Libby’s lawyers had asked Fitzgerald to produce evidence that Valerie Plame Wilson was a covert agent at the CIA. They had also asked for an assessment of the damage, if any, caused by the exposure of her identity.

In papers filed with the court, Fitzgerald refused both requests. Now, in the courtroom, Judge Walton wanted to hear Fitzgerald’s reasons.

“Does the government intend to introduce any evidence that would relate to either damage or potential damage that the alleged revelations by Mr. Libby caused, or do you intend to introduce any evidence related to Ms. Wilson’s status and whether it was classified or she was in a covert status or anything of that nature?” Walton asked.

“We don’t intend to offer any proof of actual damage,” Fitzgerald said. “We’re not going to get into whether that would occur or not. It’s not part of the perjury statute.” [...]

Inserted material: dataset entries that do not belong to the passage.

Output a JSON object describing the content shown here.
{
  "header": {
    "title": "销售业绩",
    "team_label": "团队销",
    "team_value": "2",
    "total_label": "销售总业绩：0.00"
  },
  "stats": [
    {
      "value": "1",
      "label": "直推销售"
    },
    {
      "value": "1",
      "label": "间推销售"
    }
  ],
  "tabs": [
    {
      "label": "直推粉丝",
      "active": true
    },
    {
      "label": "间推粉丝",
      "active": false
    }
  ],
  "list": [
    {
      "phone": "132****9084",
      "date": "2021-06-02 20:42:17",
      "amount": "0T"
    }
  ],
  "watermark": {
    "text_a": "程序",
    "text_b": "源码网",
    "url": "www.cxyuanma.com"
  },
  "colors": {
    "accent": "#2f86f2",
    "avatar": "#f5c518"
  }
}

“We are trying a perjury case,” Fitzgerald said. “If she turned out to be a postal driver mistaken for a CIA employee, it’s not a defense if you lie in a grand jury under oath about what you said.”

So there you have it. Not only does it not matter if the Valerie Plame Wilson leak did any damage, or no damage at all. It doesn’t even matter if Wilson even worked for the CIA. What Patrick Fitzgerald set out to investigate, the alleged politically motivated, deliberate exposure of a covert CIA agent, no longer matters.
The Plame game is further proof that prosecutors should not be tasked to investigate certain "special" offenses, because inevitably, if nothing is there, they continue pursuing things purely to keep their jobs. It's better to leave such efforts to someone whose salary gets paid for other prosecutorial work as well.

Tuesday, May 09, 2006

Have Journo Degree, Need Boobs

The things you find on Craig's List:
I know this is a long shot, but it's worth a try. This month I attained my B.S. degreee in journalism with a minor in marketing. I hope to one day soon be a leading broadcast journalist, but feel that my small chest is holding me back.

I am seeking understanding, kind-hearted people who are willing to invest in my A-cup breasts and help me finance a breast augmentation surgery and advance my career in broadcast journalism.

The surgery will cost $3,000 and get me up to a full C-cup. I believe that this is the final piece that I need to have more self-confidence and gain better job opportunities.

In this day and age, I know how important looking good is for any career. I know this surgery will increase my chances three-fold on top of my education, experience and talent.

Please reply if you can help. This is not only an investment in my confidence; It is an investment in my fruitful career. Thank you.

Categories: , ,